Red-faced Warblers prefer to forage in trees with dense foliage, particularly in conifers, where they glean a variety of insects, especially caterpillars, from the outer branches. This species also hover-gleans like a Southwestern Willow Flycatcher to catch insects. During the summer, males tend to feed higher in the trees than females, pausing to sing as they forage.
Region and Range
The Red-faced Warbler is one of the least-studied North American warblers, as its range barely reaches the United States. Partners in Flight estimates that only around 36 percent of the population breeds in the U.S., in the sky islands of Arizona and New Mexico, with the majority living in Mexico.
Conservation of the Red-faced Warbler
Saving the Sky Islands
Help support ABC's conservation mission!
Like other neotropical migrants of the American Southwest such as the Elf Owl and Lucy's Warbler, the Red-faced Warbler would benefit from habitat conservation and restoration on both sides of the U.S. and Mexican border. Conservation of the Red-faced Warbler's “sky island” breeding habitat, as well as stopover and wintering areas, is necessary to keep this bird's populations intact.
ABC's BirdScapes approach guides conservation and restoration of key habitats for the Red-faced Warbler; our work with partners to “bring back the birds” is another large-scale conservation strategy that aims to stabilize populations of this warbler and other migratory birds.
Policies enacted by the U.S. Congress and federal agencies, such as the U.S. Fish and Wildlife Service, have a huge impact on migratory birds.
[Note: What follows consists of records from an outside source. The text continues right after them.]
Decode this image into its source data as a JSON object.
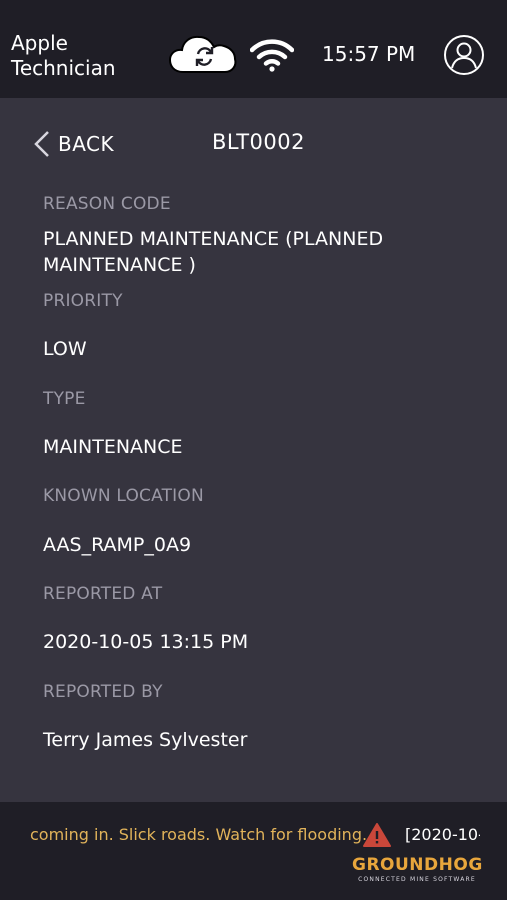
{
  "header": {
    "user_first": "Apple",
    "user_last": "Technician",
    "time": "15:57 PM"
  },
  "nav": {
    "back_label": "BACK",
    "title": "BLT0002"
  },
  "fields": [
    {
      "label": "REASON CODE",
      "value": "PLANNED MAINTENANCE (PLANNED MAINTENANCE )"
    },
    {
      "label": "PRIORITY",
      "value": "LOW"
    },
    {
      "label": "TYPE",
      "value": "MAINTENANCE"
    },
    {
      "label": "KNOWN LOCATION",
      "value": "AAS_RAMP_0A9"
    },
    {
      "label": "REPORTED AT",
      "value": "2020-10-05 13:15 PM"
    },
    {
      "label": "REPORTED BY",
      "value": "Terry James Sylvester"
    }
  ],
  "footer": {
    "ticker_text": "coming in. Slick roads. Watch for flooding.",
    "ticker_date": "[2020-10-",
    "brand_name": "GROUNDHOG",
    "brand_tagline": "CONNECTED MINE SOFTWARE"
  },
  "colors": {
    "topbar_bg": "#1f1e26",
    "content_bg": "#36343f",
    "label_gray": "#9b99a6",
    "ticker_yellow": "#e1b35a",
    "alert_red": "#c9473a",
    "brand_orange": "#e8a63c"
  },
  "icons": [
    "cloud-sync-icon",
    "wifi-icon",
    "profile-icon",
    "chevron-left-icon",
    "warning-icon"
  ]
}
You can help shape these rules for the better by telling lawmakers to prioritize birds, bird habitat, and bird-friendly measures. To get started, visit ABC's Action Center.
Living a bird-friendly life can have an immediate impact on migratory birds in the United States. Doing so can be as easy as adding native plants to your garden, avoiding pesticides, and keeping cats indoors. To learn more, visit our Bird-Friendly Life page.
American Bird Conservancy and our Migratory Bird Joint Venture partners have improved conservation management on more than 8.5 million acres of U.S. bird habitat — an area larger than the state of Maryland — over the last ten years. That's not all: With the help of international partners, we've established a network of more than 100 areas of priority bird habitat across the Americas, helping to ensure that birds' needs are met during all stages of their lifecycles. These are monumental undertakings, requiring the support of many, and you can help by making a gift today.